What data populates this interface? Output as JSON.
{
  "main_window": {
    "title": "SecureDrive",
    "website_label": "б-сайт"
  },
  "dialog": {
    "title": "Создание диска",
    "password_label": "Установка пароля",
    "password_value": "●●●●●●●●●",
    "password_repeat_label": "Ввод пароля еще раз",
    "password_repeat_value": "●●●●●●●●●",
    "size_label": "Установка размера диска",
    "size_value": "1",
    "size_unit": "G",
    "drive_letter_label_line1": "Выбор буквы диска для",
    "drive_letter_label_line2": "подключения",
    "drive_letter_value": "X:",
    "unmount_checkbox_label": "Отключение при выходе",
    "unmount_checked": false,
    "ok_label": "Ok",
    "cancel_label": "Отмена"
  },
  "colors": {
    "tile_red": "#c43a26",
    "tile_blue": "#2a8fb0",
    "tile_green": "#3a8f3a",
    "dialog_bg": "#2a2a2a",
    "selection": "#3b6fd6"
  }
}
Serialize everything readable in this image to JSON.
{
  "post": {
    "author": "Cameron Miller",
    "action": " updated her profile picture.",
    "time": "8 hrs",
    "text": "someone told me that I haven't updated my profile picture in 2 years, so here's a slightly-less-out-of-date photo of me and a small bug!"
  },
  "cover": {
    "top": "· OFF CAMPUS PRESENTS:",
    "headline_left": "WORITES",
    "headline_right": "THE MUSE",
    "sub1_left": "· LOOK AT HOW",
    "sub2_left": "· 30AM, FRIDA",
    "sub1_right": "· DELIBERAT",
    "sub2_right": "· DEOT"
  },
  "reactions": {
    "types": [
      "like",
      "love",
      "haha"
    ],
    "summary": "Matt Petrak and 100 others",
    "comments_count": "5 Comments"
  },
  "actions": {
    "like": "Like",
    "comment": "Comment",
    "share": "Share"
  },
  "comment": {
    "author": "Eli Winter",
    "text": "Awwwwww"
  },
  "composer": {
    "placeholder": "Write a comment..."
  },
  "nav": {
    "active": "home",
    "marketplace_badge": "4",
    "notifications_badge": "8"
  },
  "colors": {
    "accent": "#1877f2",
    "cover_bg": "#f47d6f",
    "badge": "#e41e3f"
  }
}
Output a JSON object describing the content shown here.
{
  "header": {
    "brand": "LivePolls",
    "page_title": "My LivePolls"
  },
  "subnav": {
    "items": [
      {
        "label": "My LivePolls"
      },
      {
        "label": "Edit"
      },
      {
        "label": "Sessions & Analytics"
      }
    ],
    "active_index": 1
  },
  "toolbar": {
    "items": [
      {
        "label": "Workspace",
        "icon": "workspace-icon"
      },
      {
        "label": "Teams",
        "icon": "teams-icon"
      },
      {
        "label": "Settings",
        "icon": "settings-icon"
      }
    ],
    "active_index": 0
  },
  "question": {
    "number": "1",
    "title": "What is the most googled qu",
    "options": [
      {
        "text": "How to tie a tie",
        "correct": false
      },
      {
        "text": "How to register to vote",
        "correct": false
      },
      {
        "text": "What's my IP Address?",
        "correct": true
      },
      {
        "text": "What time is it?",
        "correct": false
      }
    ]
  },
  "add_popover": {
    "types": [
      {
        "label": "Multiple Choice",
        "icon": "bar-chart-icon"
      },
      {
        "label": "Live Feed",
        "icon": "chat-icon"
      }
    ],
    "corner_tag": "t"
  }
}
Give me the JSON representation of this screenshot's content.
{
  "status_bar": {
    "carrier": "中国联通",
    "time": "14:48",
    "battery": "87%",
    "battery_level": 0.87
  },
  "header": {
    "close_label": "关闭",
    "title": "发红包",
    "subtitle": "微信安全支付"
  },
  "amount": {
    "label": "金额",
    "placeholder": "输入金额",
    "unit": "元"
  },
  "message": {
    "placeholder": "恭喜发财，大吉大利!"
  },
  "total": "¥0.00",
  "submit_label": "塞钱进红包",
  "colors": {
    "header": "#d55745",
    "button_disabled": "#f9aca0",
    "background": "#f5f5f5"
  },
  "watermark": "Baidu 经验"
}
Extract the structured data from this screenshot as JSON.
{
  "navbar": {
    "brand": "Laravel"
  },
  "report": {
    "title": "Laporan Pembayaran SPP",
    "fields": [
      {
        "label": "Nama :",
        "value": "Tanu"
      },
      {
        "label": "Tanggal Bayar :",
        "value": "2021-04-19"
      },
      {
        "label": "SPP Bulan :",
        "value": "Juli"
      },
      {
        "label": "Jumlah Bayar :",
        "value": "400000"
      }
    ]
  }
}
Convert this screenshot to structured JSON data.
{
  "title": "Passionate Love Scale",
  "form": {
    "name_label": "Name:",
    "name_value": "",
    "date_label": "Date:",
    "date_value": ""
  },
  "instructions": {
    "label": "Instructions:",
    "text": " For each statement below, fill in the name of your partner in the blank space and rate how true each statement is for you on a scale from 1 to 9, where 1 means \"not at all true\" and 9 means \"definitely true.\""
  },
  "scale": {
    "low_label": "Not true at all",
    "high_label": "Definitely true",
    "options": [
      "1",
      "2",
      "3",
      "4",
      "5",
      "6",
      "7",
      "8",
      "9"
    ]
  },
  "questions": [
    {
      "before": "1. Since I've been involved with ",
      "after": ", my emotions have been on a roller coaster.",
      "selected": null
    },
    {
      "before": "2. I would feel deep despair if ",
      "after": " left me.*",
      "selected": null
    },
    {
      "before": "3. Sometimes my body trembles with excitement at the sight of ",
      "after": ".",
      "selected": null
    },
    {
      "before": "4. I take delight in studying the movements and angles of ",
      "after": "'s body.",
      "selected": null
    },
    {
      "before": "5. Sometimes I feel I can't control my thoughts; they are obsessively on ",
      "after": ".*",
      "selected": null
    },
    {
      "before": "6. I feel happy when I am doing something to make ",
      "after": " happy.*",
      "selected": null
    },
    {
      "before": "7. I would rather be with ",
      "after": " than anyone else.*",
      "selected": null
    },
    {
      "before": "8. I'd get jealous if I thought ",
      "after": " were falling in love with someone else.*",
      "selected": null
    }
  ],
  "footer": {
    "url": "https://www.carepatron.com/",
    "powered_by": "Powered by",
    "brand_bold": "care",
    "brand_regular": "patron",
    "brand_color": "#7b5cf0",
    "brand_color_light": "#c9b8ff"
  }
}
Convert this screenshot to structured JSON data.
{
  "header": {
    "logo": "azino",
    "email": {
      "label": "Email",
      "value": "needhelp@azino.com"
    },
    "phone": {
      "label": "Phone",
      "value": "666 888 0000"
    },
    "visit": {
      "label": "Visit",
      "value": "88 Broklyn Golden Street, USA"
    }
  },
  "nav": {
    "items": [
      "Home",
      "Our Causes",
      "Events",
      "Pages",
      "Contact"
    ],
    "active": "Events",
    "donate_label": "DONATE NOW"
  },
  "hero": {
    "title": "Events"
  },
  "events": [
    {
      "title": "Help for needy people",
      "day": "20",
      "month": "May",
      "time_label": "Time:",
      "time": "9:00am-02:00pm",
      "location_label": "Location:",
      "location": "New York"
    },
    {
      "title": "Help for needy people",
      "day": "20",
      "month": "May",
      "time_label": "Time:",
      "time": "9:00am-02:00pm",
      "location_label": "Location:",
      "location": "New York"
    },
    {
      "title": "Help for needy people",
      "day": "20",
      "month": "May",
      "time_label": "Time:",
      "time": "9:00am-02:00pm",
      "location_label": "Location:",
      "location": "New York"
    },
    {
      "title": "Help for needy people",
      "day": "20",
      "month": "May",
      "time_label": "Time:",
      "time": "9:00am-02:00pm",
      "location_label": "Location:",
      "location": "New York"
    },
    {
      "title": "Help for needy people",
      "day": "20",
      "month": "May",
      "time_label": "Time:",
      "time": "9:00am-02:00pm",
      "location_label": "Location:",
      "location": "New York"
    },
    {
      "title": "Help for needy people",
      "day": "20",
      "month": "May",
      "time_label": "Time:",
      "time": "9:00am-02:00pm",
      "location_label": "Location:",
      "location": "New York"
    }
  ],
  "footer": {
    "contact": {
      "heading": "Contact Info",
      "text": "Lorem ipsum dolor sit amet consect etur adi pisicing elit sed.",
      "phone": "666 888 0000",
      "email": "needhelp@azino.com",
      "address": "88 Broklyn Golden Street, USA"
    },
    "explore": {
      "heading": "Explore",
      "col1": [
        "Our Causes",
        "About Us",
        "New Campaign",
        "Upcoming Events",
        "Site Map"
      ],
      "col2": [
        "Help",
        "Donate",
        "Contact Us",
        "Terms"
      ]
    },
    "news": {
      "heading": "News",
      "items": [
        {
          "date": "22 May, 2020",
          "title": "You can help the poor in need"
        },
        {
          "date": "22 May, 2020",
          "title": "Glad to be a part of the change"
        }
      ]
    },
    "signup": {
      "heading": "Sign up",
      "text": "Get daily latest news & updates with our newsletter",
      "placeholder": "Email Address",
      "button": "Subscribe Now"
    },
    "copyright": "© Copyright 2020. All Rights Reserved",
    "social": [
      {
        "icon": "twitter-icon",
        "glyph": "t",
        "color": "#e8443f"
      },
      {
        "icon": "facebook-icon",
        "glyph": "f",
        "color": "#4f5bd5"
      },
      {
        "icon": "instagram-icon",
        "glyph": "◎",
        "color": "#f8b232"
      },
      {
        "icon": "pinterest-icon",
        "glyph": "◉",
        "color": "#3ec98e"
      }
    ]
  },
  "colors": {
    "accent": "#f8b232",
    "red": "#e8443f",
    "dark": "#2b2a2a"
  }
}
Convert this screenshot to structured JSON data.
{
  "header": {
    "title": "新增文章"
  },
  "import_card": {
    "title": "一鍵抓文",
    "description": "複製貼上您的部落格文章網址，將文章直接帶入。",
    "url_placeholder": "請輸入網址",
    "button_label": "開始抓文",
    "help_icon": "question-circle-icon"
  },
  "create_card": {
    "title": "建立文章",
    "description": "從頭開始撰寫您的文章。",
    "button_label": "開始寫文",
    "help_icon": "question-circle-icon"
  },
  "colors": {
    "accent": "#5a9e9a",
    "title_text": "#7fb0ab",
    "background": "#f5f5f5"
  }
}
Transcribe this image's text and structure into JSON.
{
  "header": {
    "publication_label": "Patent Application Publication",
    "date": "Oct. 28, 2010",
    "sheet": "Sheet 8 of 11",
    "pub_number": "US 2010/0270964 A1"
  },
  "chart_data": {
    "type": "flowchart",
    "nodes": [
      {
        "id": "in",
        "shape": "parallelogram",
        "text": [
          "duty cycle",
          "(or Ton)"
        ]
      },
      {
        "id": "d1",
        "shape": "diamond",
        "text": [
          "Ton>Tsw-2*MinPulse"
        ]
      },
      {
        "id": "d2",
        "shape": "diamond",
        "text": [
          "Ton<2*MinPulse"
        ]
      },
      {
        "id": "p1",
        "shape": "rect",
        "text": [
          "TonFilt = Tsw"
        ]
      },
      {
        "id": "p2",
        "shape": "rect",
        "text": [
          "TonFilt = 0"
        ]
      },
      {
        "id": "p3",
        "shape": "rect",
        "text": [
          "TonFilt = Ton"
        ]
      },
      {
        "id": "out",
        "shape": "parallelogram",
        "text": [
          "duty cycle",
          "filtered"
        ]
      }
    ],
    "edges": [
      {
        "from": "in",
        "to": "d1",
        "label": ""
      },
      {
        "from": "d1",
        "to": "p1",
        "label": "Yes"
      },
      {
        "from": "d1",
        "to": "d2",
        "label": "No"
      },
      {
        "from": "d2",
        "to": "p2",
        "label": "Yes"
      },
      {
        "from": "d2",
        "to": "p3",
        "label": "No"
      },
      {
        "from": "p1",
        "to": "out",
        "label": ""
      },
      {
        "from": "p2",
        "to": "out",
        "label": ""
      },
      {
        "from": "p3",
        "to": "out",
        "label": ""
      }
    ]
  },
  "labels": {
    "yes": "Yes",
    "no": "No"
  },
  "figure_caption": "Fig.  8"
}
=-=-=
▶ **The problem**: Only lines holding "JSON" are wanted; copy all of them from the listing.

▶ **Response area**:
What data populates this interface? Output as JSON.
Serialize everything readable in this image to JSON.
Output a JSON object describing the content shown here.
Give me the JSON representation of this screenshot's content.
Extract the structured data from this screenshot as JSON.
Convert this screenshot to structured JSON data.
Convert this screenshot to structured JSON data.
Convert this screenshot to structured JSON data.
Transcribe this image's text and structure into JSON.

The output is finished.